### DESCRIPTION OF THE TASK
Go through the records and report each line in which the word "coupons" occurs.

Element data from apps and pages
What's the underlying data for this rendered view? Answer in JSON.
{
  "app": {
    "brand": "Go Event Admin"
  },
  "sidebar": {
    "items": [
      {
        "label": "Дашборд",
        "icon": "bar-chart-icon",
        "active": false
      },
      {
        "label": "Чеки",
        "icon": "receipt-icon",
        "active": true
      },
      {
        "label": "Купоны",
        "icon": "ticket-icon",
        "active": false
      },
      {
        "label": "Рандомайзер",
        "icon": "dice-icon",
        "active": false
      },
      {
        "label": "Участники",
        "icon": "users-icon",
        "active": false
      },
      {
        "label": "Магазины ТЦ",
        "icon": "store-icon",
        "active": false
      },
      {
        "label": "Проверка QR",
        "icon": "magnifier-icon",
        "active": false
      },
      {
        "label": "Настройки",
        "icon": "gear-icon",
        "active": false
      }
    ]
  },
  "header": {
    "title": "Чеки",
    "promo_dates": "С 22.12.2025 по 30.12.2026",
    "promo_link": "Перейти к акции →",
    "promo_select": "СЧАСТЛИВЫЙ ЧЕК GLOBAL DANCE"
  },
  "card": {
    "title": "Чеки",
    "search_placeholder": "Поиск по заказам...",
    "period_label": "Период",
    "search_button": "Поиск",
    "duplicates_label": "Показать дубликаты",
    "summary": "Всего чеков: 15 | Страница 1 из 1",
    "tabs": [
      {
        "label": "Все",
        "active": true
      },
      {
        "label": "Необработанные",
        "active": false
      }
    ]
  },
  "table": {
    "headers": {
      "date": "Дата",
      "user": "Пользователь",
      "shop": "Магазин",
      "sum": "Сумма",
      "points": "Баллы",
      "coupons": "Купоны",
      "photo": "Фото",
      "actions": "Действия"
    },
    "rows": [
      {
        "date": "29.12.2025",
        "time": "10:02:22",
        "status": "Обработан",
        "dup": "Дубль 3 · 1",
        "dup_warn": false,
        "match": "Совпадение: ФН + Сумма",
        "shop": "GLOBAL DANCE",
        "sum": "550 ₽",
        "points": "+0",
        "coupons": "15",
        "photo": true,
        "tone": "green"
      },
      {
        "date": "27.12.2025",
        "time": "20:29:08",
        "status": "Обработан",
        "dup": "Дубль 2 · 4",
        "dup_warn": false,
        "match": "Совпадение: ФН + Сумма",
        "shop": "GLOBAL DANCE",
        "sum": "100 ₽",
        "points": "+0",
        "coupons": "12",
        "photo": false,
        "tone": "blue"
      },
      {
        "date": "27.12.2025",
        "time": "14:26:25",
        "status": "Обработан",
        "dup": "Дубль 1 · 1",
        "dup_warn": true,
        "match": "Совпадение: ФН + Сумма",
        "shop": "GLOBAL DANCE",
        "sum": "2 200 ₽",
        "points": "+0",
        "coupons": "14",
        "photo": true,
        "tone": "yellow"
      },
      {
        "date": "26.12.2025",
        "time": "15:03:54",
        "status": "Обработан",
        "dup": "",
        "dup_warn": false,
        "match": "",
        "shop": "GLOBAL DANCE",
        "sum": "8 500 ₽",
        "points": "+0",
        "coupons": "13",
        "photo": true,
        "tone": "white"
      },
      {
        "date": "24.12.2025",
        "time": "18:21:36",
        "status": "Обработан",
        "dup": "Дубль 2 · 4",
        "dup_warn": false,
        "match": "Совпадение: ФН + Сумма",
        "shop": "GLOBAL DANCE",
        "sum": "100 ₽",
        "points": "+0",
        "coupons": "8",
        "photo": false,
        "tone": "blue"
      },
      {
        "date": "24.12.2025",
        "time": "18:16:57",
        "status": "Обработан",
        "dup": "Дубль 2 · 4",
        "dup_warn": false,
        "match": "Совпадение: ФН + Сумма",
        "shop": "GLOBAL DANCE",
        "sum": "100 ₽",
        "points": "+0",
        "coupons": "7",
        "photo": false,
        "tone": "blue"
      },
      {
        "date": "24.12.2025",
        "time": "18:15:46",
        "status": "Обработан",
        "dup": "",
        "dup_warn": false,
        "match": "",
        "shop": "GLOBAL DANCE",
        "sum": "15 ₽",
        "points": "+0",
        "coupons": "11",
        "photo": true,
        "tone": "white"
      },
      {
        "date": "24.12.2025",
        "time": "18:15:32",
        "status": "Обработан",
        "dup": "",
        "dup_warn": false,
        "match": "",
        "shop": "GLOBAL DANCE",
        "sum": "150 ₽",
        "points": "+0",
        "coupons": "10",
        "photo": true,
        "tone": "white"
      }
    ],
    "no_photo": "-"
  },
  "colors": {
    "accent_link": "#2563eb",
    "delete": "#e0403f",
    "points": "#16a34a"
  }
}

### TASK OUTPUT
      "coupons": "Купоны",
        "coupons": "15",
        "coupons": "12",
        "coupons": "14",
        "coupons": "13",
        "coupons": "8",
        "coupons": "7",
        "coupons": "11",
        "coupons": "10",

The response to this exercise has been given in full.